3. Poplar vs Pine For Cabinets: Which One Is Better For Indoor Furniture?
Crafting cabinets requires more finesse than putting up simple shelving. You need to get those cabinet joints just right, which means you need a wood type that is easy to work with and machines effortlessly.
So, choosing between Poplar and Pine for your cabinet is a pretty easy decision. Poplar is easier to handle, straightforward to plane down to shape, and it takes on a coat of paint better than Pine does too.
Plus, Poplar doesn’t have knots like Pine does. And as anyone who has worked with pine before can attest to, knotty wood can be a nightmare to work with at the best of times.
These are just a few of the reasons why Poplar is also so great for wood carving as well. In fact, if you’ve ever dabbled in the art of wood whittling, then you should really check out our post all about Poplar Wood for carving. We break down why Poplar is such a great affordable choice for whittling and chip carving crafts. You can check it out by clicking here: ‘Is Poplar Wood Good For Carving? (Solved!)’.
So, based on cabinet making, Poplar is your better option here.
Which One Is Better When It Comes To Poplar Wood vs Pine For A Crib? Poplar wood, thanks to its uniform straight grain, is less likely to splinter than Pine. Which is one of the reasons why it is a common choice for making children’s toys and the like. However, either Poplar or Pine can be good choices for a crib.
4. Poplar vs Pine For Outdoor Furniture: Which One Can Really Weather The Storm?
First things first, neither Poplar nor Pine are naturally resistant to decay.
If left untreated, Poplar lasts only around 3 to 4 years. Pine wood, on the other hand, doesn’t fare much better at a mere 5 or so years.
And why is that? Well, because when wood is pressure treated it is infused with wood preservatives designed to make the wood more resistant to wood rot, termites, and even fire.
But Isn’t Poplar More Water Resistant Than Pine?
Treated poplar wood is more moisture resistant than untreated poplar. However it still doesn’t hold up well when regularly drenched in water.
So even though you can use Poplar for construction, it is better used on those interior construction areas that won’t get directly rained upon.
On the other hand, pressure-treated pine can hold up well against outdoor elements, making it a fairly decent choice for outdoor furniture.

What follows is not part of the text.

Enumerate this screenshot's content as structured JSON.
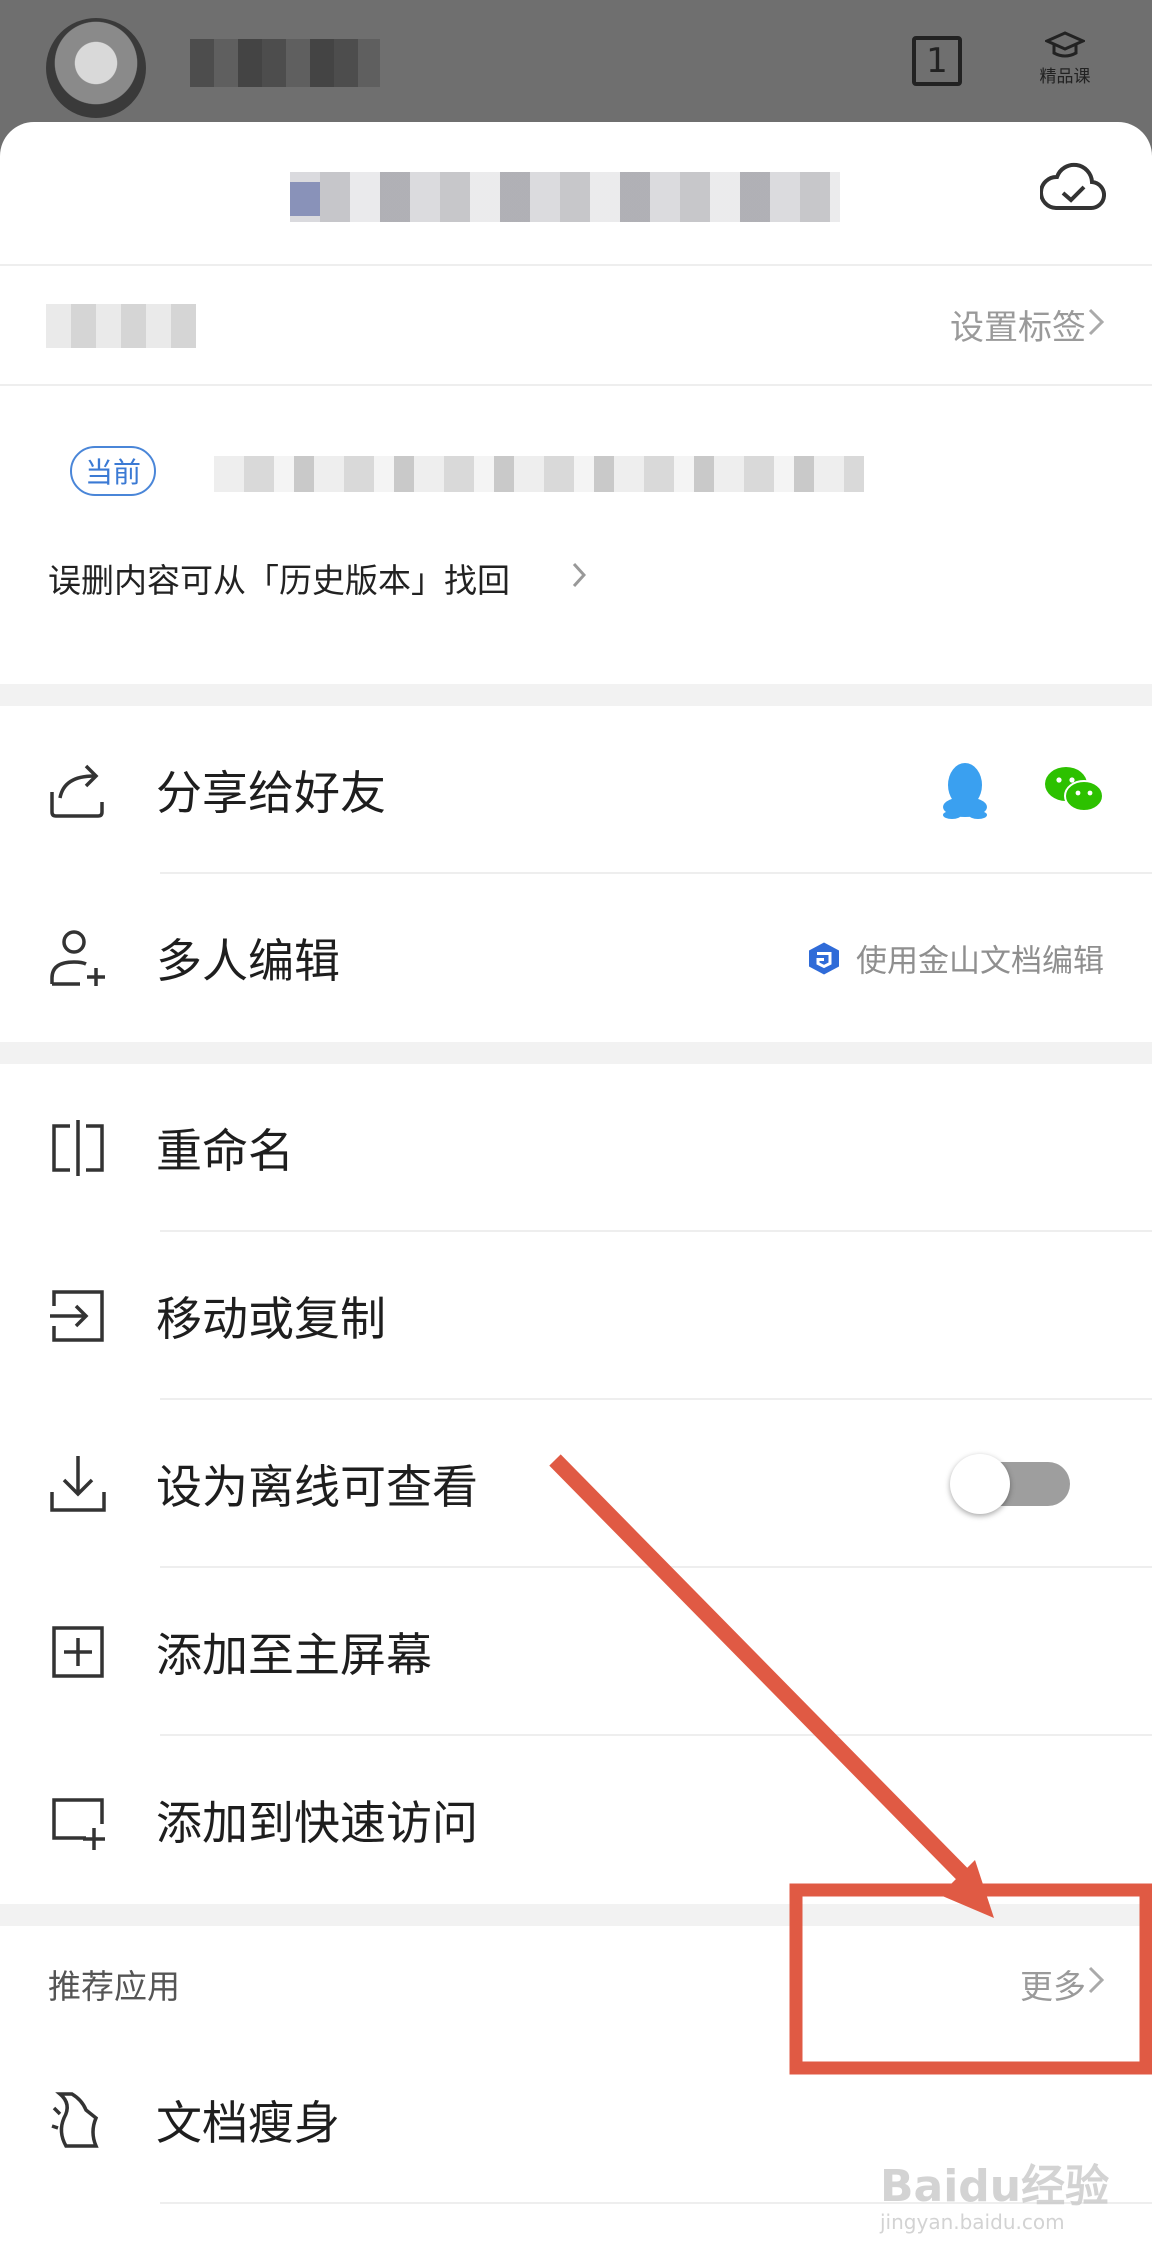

So, based on outdoor furniture, Pine is your best choice between these two types of lumber.
Do Termites Eat Pine Wood? Yes, termites will happily eat through untreated lumber of all types – provided the wood is soft and damp enough.

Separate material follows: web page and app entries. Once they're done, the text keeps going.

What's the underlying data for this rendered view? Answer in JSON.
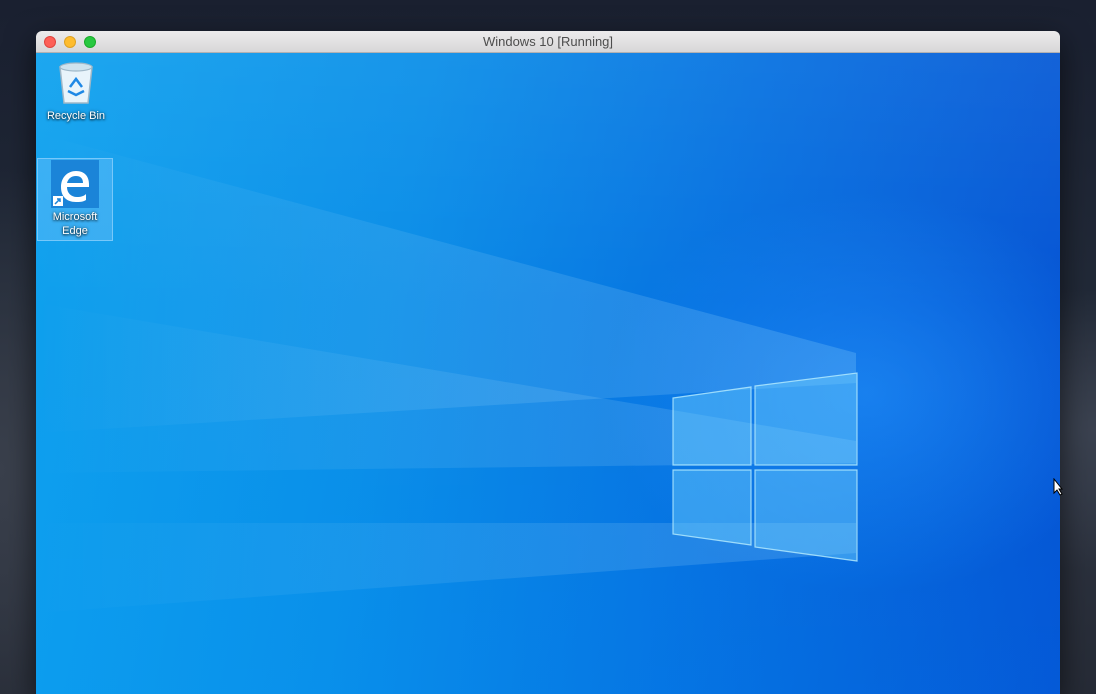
{
  "window": {
    "title": "Windows 10 [Running]"
  },
  "desktop": {
    "icons": [
      {
        "label": "Recycle Bin",
        "icon": "recycle-bin-icon"
      },
      {
        "label_line1": "Microsoft",
        "label_line2": "Edge",
        "icon": "microsoft-edge-icon",
        "selected": true
      }
    ]
  },
  "colors": {
    "wallpaper_light": "#0fa2ee",
    "wallpaper_dark": "#0550d2",
    "close": "#fd5f57",
    "minimize": "#febc2e",
    "maximize": "#28c840",
    "edge_tile": "#1b84d8"
  }
}
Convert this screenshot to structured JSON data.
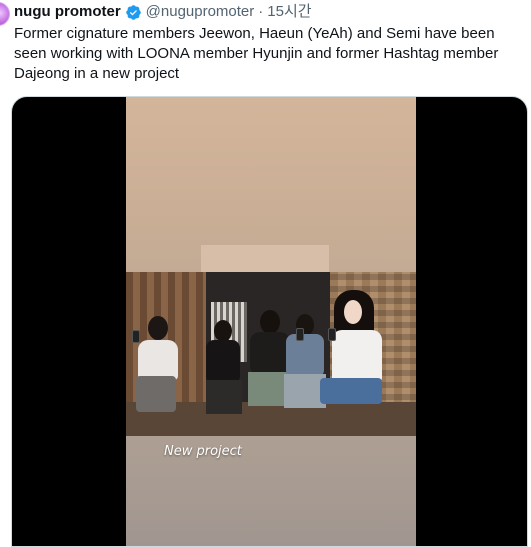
{
  "tweet": {
    "display_name": "nugu promoter",
    "handle": "@nugupromoter",
    "separator": "·",
    "time": "15시간",
    "verified_icon": "verified-badge-icon",
    "accent_color": "#1d9bf0",
    "text": "Former cignature members Jeewon, Haeun (YeAh) and Semi have been seen working with LOONA member Hyunjin and former Hashtag member Dajeong in a new project"
  },
  "media": {
    "caption": "New project"
  }
}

5. Poplar vs Pine Stains: Which One Stains Better?
Both Poplar and Pine don’t take on stains well. Or at all, really. In fact, applying wood stain directly onto these two wood types will do little more than leave behind unsightly results.
Pines unevenly dense grain means the stain won’t penetrate the wood evenly (resulting in blotchiness). While Poplar just shrugs off stain like water shaken off a shaggy dogs back.
So, based on staining, neither one wins and it is a poor draw between the two.
So, Does Poplar Wood Need Wood Conditioner?
Yes it does. You will need to apply wood conditioner before adding a stain coat on top.
In fact, we have a whole blog post all about applying wood conditioner (and whether or not wood conditioner is even necessary in the first place). It should really help you out and you can read it by clicking here: ‘Should I Apply Wood Conditioner Before Danish Oil (Explained)’.
So, To Sum Up, Is Poplar Or Pine Wood Better?
Well, the choice between the two is pretty simple. If you want to make indoor furniture or small handcrafted items, then Poplar wood is the obvious choice. This is because it is easier to craft and machine than Pine. However, if you want to make outdoor furniture, then Pine beats out Poplar every time, thanks to its long-lasting durability.